With the help of The Deal Pages’ database of previous deals from Groupon and LivingSocial, I was able to conduct a survey of my own to better determine the frequency of inflated deal prices. I randomly selected expired deals from Groupon and LivingSocial between July 1st, 2011 and October 1st, 2011 (a period within the range of dates from the “case study” by Thumbtack.com). I assigned each city The Deal Pages operates in a number between 1 and 298 and used the RANDBETWEEN excel function to create a random list of cities. I used another excel function to randomly choose a date within the stated range. If Groupon or LivingSocial had multiple offers in the random city on the random date, I used another excel function to randomly choose one of the offerings. If no offerings were available using these random variables, I went down to the next city in my random city list. Once I had a list of 30 randomly selected offerings (15 from Groupon and 15 from LivingSocial), I called the merchants to request a quote for the service they had offered in their daily deal offering (I made no mention of the daily deal unless I was asked if I had a coupon from Groupon or LivingSocial).
Of the 30 merchants I contacted only three of them quoted me a price over the phone that was less than the price that was listed in the daily deal offering. All three were from small businesses and two of the three were from merchants who mentioned that the price is dependent on a variety of factors. For example, a car wash that listed it’s offering at a value of $100 quoted me $80 over the phone after I informed them that the car I wanted washed was a Lincoln LS. It is possible that had I told them that the wash was for a more premium model of car and/or a larger vehicle, the price quoted would have been closer to the $100 value that was listed. Another merchant that gave me a quote lower than the value in their offering was a hair salon that informed me that their rates vary by stylist. Consequently, the rate I was quoted was from a specific stylist and it is likely that other stylists in the salon charge a price that is in line with the price quoted on their deal offering. See Table A for the deal values and quotes I received for my study. If you are interested in the full data set or have any questions about my sampling technique, leave a comment below or contact me at email@example.com.
As with any study, there are some limitations and questions that remained unanswered. I would have liked to use a larger sample and I may conduct another study with a larger sample to get a more statistically reliable answer to the question of how frequently deal values are inflated.
As I mentioned, a week after Thumbtack published its article, it replied to a comment stating that they only sampled deals from local service providers.
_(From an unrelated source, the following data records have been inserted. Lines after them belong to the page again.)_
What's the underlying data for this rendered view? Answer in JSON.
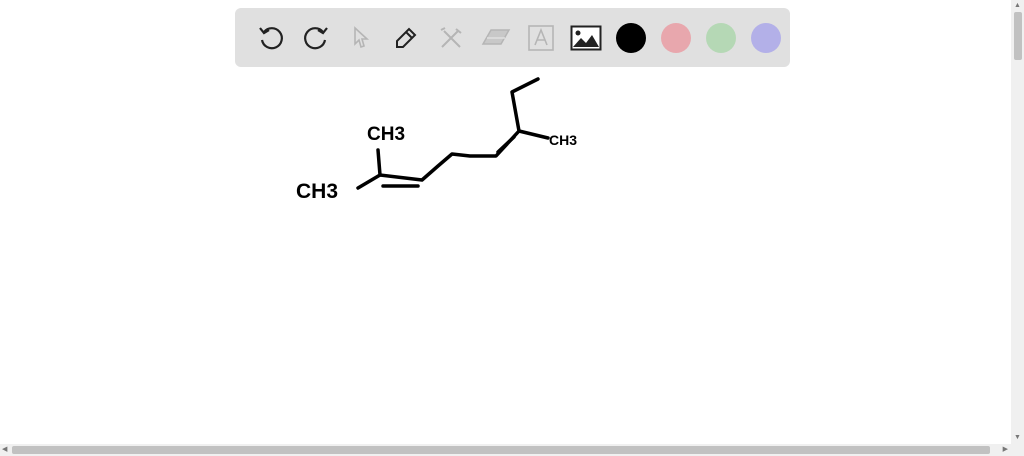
{
  "toolbar": {
    "tools": [
      {
        "name": "undo",
        "icon": "undo-icon",
        "enabled": true
      },
      {
        "name": "redo",
        "icon": "redo-icon",
        "enabled": true
      },
      {
        "name": "select",
        "icon": "cursor-icon",
        "enabled": false
      },
      {
        "name": "pen",
        "icon": "pencil-icon",
        "enabled": true
      },
      {
        "name": "tools",
        "icon": "tools-icon",
        "enabled": false
      },
      {
        "name": "eraser",
        "icon": "eraser-icon",
        "enabled": false
      },
      {
        "name": "text",
        "icon": "text-icon",
        "enabled": false
      },
      {
        "name": "image",
        "icon": "image-icon",
        "enabled": true
      }
    ],
    "colors": [
      "#000000",
      "#e8a7ad",
      "#b5d8b5",
      "#b3b0e8"
    ],
    "selected_color": "#000000"
  },
  "drawing": {
    "labels": {
      "top_methyl": "CH3",
      "left_methyl": "CH3",
      "right_methyl": "CH3"
    }
  }
}
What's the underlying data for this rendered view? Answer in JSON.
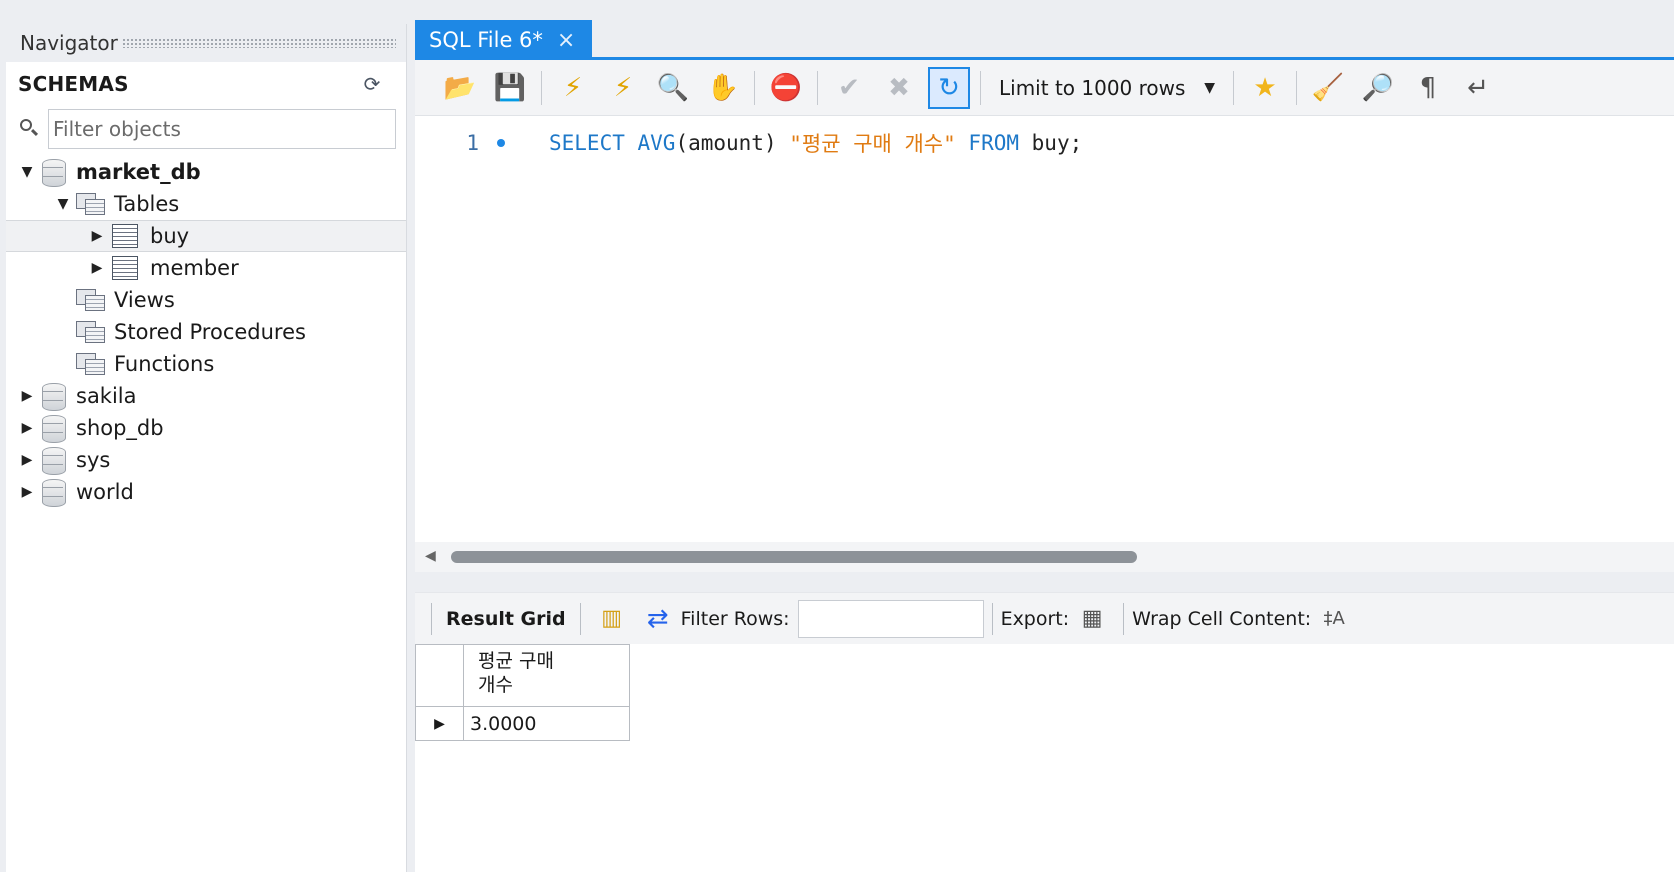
{
  "navigator": {
    "title": "Navigator",
    "schemas_label": "SCHEMAS",
    "filter_placeholder": "Filter objects",
    "tree": {
      "market_db": "market_db",
      "tables": "Tables",
      "buy": "buy",
      "member": "member",
      "views": "Views",
      "stored_procedures": "Stored Procedures",
      "functions": "Functions",
      "sakila": "sakila",
      "shop_db": "shop_db",
      "sys": "sys",
      "world": "world"
    }
  },
  "editor": {
    "tab_label": "SQL File 6*",
    "tab_close": "×",
    "limit_label": "Limit to 1000 rows",
    "code": {
      "line_number": "1",
      "kw_select": "SELECT",
      "fn_avg": "AVG",
      "args": "(amount)",
      "alias": "\"평균 구매 개수\"",
      "kw_from": "FROM",
      "table": "buy;"
    }
  },
  "results": {
    "result_grid_label": "Result Grid",
    "filter_rows_label": "Filter Rows:",
    "export_label": "Export:",
    "wrap_label": "Wrap Cell Content:",
    "column_header_line1": "평균 구매",
    "column_header_line2": "개수",
    "cell_value": "3.0000"
  },
  "colors": {
    "accent": "#1e88e5",
    "keyword": "#1e78c8",
    "string": "#e07b12"
  },
  "icons": [
    "refresh-icon",
    "search-icon",
    "open-folder-icon",
    "save-icon",
    "execute-icon",
    "execute-current-icon",
    "explain-icon",
    "stop-icon",
    "toggle-error-icon",
    "commit-icon",
    "rollback-icon",
    "autocommit-icon",
    "bookmark-icon",
    "beautify-icon",
    "find-icon",
    "invisible-chars-icon",
    "wrap-icon"
  ]
}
According to Thumbtack, these offerings make up 11% of all the offers from Groupon and LivingSocial. Did Thumbtack.com randomly sample all of the offerings from local service providers or did they selectively choose ten merchants? Is the phenomenon of deal price inflation an increasing or decreasing trend? Even if the rate of inflated deal prices was close to 10% when Thumbtack.com did its survey, I suspect that the rate will decline as Groupon and LivingSocial build their merchant/price databases and impose better deal review controls.
In conclusion, Thumbtack’s article was deceptive and the numbers it presented were based on biased sampling that was not specified in its “case study”. Price inflation does occur among a relatively small percentage of daily deal offerings but it is most likely due to the flexible pricing of small business owners and not due to deception by Groupon or LivingSocial. Daily deal companies are highly incentivized to accurately represent their offerings to encourage repeat buying behavior and they are imposing methods to reduce the frequency of inflated deal prices.